Segment Start: Listed records

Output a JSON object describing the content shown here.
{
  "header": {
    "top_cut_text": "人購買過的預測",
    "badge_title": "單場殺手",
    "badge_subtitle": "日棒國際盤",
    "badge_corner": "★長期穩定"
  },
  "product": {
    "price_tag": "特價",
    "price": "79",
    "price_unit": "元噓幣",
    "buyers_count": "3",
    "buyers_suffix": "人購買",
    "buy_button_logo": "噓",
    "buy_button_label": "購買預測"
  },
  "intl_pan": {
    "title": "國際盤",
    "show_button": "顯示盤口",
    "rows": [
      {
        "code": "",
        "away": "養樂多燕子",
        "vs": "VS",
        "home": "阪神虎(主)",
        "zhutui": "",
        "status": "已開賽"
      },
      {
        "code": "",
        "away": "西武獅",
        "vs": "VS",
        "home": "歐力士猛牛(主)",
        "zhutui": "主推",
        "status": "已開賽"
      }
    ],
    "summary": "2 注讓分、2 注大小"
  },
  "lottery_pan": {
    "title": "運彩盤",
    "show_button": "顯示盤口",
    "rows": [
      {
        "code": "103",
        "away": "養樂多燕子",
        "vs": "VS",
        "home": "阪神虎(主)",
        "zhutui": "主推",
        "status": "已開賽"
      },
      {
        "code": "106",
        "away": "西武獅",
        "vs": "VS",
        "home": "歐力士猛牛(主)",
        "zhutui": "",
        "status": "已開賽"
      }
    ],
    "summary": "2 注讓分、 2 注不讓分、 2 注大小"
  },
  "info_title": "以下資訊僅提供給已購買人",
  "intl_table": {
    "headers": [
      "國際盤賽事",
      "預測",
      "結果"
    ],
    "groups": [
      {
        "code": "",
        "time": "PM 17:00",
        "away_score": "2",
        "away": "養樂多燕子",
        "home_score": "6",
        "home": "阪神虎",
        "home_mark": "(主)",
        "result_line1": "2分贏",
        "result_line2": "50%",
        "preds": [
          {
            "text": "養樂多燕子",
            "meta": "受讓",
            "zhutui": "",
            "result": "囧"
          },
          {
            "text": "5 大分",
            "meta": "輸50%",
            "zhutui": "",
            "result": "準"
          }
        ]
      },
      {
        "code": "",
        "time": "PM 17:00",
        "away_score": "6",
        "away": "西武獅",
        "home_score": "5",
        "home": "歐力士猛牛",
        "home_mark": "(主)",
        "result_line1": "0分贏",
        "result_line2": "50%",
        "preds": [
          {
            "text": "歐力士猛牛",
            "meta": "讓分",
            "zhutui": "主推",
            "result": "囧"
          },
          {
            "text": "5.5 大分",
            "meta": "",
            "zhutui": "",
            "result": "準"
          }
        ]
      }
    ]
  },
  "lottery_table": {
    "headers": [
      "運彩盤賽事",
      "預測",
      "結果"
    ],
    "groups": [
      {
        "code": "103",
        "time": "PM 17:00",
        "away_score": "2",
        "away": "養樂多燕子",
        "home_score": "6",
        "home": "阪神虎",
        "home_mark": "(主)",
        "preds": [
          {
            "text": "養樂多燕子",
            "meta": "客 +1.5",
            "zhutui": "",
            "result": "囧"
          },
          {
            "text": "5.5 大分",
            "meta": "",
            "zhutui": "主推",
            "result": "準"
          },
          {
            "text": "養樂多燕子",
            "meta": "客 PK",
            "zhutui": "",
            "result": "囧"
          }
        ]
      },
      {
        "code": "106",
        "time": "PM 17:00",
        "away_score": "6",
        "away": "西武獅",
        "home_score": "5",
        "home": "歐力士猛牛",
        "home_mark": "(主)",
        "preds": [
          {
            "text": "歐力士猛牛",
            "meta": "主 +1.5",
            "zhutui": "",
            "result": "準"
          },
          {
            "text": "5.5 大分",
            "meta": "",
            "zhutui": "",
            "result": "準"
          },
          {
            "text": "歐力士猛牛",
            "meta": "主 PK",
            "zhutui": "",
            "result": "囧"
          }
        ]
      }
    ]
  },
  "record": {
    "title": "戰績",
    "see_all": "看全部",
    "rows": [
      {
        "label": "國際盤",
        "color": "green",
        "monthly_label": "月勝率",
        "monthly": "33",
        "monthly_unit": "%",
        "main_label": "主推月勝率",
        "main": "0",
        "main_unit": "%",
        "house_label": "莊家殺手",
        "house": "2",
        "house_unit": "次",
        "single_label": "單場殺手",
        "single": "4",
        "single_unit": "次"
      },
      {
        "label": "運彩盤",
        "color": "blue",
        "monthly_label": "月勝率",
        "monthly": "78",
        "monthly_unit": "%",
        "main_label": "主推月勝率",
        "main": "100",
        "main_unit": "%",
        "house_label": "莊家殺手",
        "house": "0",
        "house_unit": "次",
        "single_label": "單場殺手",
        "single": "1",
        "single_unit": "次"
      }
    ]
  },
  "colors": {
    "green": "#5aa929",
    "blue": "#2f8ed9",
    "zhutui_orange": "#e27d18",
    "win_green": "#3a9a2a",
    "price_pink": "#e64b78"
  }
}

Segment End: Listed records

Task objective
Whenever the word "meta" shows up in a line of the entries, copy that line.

Written reply
            "meta": "受讓",
            "meta": "輸50%",
            "meta": "讓分",
            "meta": "",
            "meta": "客 +1.5",
            "meta": "",
            "meta": "客 PK",
            "meta": "主 +1.5",
            "meta": "",
            "meta": "主 PK",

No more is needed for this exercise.